■ WORK TO COMPLETE: Print the following entries without any change.

■ SUPPLIED INFORMATION:
[Start of section]
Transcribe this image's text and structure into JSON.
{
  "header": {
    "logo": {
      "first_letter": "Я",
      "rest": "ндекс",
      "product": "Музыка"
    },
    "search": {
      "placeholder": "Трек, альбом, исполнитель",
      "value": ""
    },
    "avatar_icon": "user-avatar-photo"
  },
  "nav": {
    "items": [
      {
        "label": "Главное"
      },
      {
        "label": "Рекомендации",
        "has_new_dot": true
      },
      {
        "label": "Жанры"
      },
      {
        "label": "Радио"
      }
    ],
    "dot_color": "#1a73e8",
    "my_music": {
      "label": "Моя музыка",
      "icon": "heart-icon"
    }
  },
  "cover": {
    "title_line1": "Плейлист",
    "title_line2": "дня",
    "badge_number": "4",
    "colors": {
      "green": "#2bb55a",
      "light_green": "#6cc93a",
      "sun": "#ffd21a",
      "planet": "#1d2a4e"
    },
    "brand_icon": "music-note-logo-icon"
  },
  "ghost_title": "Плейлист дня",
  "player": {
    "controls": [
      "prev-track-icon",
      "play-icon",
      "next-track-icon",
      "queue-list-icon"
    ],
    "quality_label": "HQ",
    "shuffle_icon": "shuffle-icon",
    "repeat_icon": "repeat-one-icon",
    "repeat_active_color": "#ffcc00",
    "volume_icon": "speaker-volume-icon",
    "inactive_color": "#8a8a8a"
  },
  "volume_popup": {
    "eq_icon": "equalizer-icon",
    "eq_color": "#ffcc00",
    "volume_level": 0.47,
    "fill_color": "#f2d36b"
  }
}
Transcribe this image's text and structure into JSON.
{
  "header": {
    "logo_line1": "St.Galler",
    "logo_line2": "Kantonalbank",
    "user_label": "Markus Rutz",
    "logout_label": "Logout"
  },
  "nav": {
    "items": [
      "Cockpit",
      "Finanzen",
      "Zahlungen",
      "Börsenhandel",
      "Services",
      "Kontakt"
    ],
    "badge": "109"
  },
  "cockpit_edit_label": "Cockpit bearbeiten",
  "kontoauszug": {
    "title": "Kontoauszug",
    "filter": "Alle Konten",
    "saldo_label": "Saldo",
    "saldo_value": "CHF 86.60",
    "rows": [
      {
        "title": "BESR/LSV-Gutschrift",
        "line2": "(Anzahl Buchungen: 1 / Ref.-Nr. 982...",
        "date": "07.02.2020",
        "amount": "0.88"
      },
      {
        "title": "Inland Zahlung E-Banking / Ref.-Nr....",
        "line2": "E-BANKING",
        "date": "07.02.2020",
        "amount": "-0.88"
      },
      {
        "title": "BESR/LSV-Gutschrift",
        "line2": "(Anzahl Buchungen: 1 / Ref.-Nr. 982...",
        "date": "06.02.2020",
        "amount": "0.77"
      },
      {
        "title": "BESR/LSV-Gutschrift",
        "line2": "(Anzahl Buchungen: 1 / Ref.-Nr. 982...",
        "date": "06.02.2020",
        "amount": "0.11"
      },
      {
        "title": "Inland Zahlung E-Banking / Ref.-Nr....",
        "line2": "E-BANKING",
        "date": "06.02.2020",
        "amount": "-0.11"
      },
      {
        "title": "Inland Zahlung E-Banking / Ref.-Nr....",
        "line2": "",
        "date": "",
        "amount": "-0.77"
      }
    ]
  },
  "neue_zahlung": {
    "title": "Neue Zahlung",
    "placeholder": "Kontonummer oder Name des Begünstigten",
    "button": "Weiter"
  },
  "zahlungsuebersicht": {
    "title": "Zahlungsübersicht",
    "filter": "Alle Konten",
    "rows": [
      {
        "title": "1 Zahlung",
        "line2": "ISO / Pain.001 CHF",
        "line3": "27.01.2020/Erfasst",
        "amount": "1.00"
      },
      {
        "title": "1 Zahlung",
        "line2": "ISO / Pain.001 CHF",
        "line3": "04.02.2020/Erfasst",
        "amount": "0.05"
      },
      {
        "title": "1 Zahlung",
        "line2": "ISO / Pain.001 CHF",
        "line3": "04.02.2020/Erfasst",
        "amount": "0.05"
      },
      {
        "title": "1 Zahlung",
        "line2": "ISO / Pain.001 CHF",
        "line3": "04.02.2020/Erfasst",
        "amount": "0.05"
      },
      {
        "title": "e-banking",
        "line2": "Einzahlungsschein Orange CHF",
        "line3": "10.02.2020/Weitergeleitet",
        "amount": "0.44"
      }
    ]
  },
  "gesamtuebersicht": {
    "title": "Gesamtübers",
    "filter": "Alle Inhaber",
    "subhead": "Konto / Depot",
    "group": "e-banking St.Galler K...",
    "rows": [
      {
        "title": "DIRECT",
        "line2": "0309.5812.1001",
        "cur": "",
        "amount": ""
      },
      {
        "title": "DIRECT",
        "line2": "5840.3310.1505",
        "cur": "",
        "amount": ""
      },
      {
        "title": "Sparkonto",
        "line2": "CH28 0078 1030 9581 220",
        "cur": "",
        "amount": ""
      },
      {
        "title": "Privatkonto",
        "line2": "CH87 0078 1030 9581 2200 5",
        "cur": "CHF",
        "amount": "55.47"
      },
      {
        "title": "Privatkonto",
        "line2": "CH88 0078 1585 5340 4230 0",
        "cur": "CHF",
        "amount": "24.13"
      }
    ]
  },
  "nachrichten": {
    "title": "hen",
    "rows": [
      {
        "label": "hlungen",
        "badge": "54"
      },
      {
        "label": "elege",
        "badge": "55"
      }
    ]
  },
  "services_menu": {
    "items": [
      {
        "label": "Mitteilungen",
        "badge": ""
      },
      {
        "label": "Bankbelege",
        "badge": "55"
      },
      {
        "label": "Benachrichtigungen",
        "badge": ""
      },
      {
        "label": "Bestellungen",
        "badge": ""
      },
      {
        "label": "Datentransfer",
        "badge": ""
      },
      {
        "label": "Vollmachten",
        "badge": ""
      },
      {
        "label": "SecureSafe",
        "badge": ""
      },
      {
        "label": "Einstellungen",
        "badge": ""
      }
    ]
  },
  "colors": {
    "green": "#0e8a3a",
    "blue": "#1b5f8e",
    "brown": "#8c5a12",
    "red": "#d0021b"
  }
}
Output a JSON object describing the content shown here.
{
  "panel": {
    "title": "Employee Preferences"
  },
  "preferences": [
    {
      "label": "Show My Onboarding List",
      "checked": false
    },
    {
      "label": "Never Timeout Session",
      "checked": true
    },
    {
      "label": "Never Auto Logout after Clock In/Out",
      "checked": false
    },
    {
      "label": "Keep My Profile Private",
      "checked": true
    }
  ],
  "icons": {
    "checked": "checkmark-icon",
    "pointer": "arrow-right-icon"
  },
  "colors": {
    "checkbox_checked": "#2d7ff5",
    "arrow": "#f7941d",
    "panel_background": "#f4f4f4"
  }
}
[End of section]
■ ANSWER TO THE PROBLEM:
Transcribe this image's text and structure into JSON.
{
  "header": {
    "logo": {
      "first_letter": "Я",
      "rest": "ндекс",
      "product": "Музыка"
    },
    "search": {
      "placeholder": "Трек, альбом, исполнитель",
      "value": ""
    },
    "avatar_icon": "user-avatar-photo"
  },
  "nav": {
    "items": [
      {
        "label": "Главное"
      },
      {
        "label": "Рекомендации",
        "has_new_dot": true
      },
      {
        "label": "Жанры"
      },
      {
        "label": "Радио"
      }
    ],
    "dot_color": "#1a73e8",
    "my_music": {
      "label": "Моя музыка",
      "icon": "heart-icon"
    }
  },
  "cover": {
    "title_line1": "Плейлист",
    "title_line2": "дня",
    "badge_number": "4",
    "colors": {
      "green": "#2bb55a",
      "light_green": "#6cc93a",
      "sun": "#ffd21a",
      "planet": "#1d2a4e"
    },
    "brand_icon": "music-note-logo-icon"
  },
  "ghost_title": "Плейлист дня",
  "player": {
    "controls": [
      "prev-track-icon",
      "play-icon",
      "next-track-icon",
      "queue-list-icon"
    ],
    "quality_label": "HQ",
    "shuffle_icon": "shuffle-icon",
    "repeat_icon": "repeat-one-icon",
    "repeat_active_color": "#ffcc00",
    "volume_icon": "speaker-volume-icon",
    "inactive_color": "#8a8a8a"
  },
  "volume_popup": {
    "eq_icon": "equalizer-icon",
    "eq_color": "#ffcc00",
    "volume_level": 0.47,
    "fill_color": "#f2d36b"
  }
}
Transcribe this image's text and structure into JSON.
{
  "header": {
    "logo_line1": "St.Galler",
    "logo_line2": "Kantonalbank",
    "user_label": "Markus Rutz",
    "logout_label": "Logout"
  },
  "nav": {
    "items": [
      "Cockpit",
      "Finanzen",
      "Zahlungen",
      "Börsenhandel",
      "Services",
      "Kontakt"
    ],
    "badge": "109"
  },
  "cockpit_edit_label": "Cockpit bearbeiten",
  "kontoauszug": {
    "title": "Kontoauszug",
    "filter": "Alle Konten",
    "saldo_label": "Saldo",
    "saldo_value": "CHF 86.60",
    "rows": [
      {
        "title": "BESR/LSV-Gutschrift",
        "line2": "(Anzahl Buchungen: 1 / Ref.-Nr. 982...",
        "date": "07.02.2020",
        "amount": "0.88"
      },
      {
        "title": "Inland Zahlung E-Banking / Ref.-Nr....",
        "line2": "E-BANKING",
        "date": "07.02.2020",
        "amount": "-0.88"
      },
      {
        "title": "BESR/LSV-Gutschrift",
        "line2": "(Anzahl Buchungen: 1 / Ref.-Nr. 982...",
        "date": "06.02.2020",
        "amount": "0.77"
      },
      {
        "title": "BESR/LSV-Gutschrift",
        "line2": "(Anzahl Buchungen: 1 / Ref.-Nr. 982...",
        "date": "06.02.2020",
        "amount": "0.11"
      },
      {
        "title": "Inland Zahlung E-Banking / Ref.-Nr....",
        "line2": "E-BANKING",
        "date": "06.02.2020",
        "amount": "-0.11"
      },
      {
        "title": "Inland Zahlung E-Banking / Ref.-Nr....",
        "line2": "",
        "date": "",
        "amount": "-0.77"
      }
    ]
  },
  "neue_zahlung": {
    "title": "Neue Zahlung",
    "placeholder": "Kontonummer oder Name des Begünstigten",
    "button": "Weiter"
  },
  "zahlungsuebersicht": {
    "title": "Zahlungsübersicht",
    "filter": "Alle Konten",
    "rows": [
      {
        "title": "1 Zahlung",
        "line2": "ISO / Pain.001 CHF",
        "line3": "27.01.2020/Erfasst",
        "amount": "1.00"
      },
      {
        "title": "1 Zahlung",
        "line2": "ISO / Pain.001 CHF",
        "line3": "04.02.2020/Erfasst",
        "amount": "0.05"
      },
      {
        "title": "1 Zahlung",
        "line2": "ISO / Pain.001 CHF",
        "line3": "04.02.2020/Erfasst",
        "amount": "0.05"
      },
      {
        "title": "1 Zahlung",
        "line2": "ISO / Pain.001 CHF",
        "line3": "04.02.2020/Erfasst",
        "amount": "0.05"
      },
      {
        "title": "e-banking",
        "line2": "Einzahlungsschein Orange CHF",
        "line3": "10.02.2020/Weitergeleitet",
        "amount": "0.44"
      }
    ]
  },
  "gesamtuebersicht": {
    "title": "Gesamtübers",
    "filter": "Alle Inhaber",
    "subhead": "Konto / Depot",
    "group": "e-banking St.Galler K...",
    "rows": [
      {
        "title": "DIRECT",
        "line2": "0309.5812.1001",
        "cur": "",
        "amount": ""
      },
      {
        "title": "DIRECT",
        "line2": "5840.3310.1505",
        "cur": "",
        "amount": ""
      },
      {
        "title": "Sparkonto",
        "line2": "CH28 0078 1030 9581 220",
        "cur": "",
        "amount": ""
      },
      {
        "title": "Privatkonto",
        "line2": "CH87 0078 1030 9581 2200 5",
        "cur": "CHF",
        "amount": "55.47"
      },
      {
        "title": "Privatkonto",
        "line2": "CH88 0078 1585 5340 4230 0",
        "cur": "CHF",
        "amount": "24.13"
      }
    ]
  },
  "nachrichten": {
    "title": "hen",
    "rows": [
      {
        "label": "hlungen",
        "badge": "54"
      },
      {
        "label": "elege",
        "badge": "55"
      }
    ]
  },
  "services_menu": {
    "items": [
      {
        "label": "Mitteilungen",
        "badge": ""
      },
      {
        "label": "Bankbelege",
        "badge": "55"
      },
      {
        "label": "Benachrichtigungen",
        "badge": ""
      },
      {
        "label": "Bestellungen",
        "badge": ""
      },
      {
        "label": "Datentransfer",
        "badge": ""
      },
      {
        "label": "Vollmachten",
        "badge": ""
      },
      {
        "label": "SecureSafe",
        "badge": ""
      },
      {
        "label": "Einstellungen",
        "badge": ""
      }
    ]
  },
  "colors": {
    "green": "#0e8a3a",
    "blue": "#1b5f8e",
    "brown": "#8c5a12",
    "red": "#d0021b"
  }
}
Output a JSON object describing the content shown here.
{
  "panel": {
    "title": "Employee Preferences"
  },
  "preferences": [
    {
      "label": "Show My Onboarding List",
      "checked": false
    },
    {
      "label": "Never Timeout Session",
      "checked": true
    },
    {
      "label": "Never Auto Logout after Clock In/Out",
      "checked": false
    },
    {
      "label": "Keep My Profile Private",
      "checked": true
    }
  ],
  "icons": {
    "checked": "checkmark-icon",
    "pointer": "arrow-right-icon"
  },
  "colors": {
    "checkbox_checked": "#2d7ff5",
    "arrow": "#f7941d",
    "panel_background": "#f4f4f4"
  }
}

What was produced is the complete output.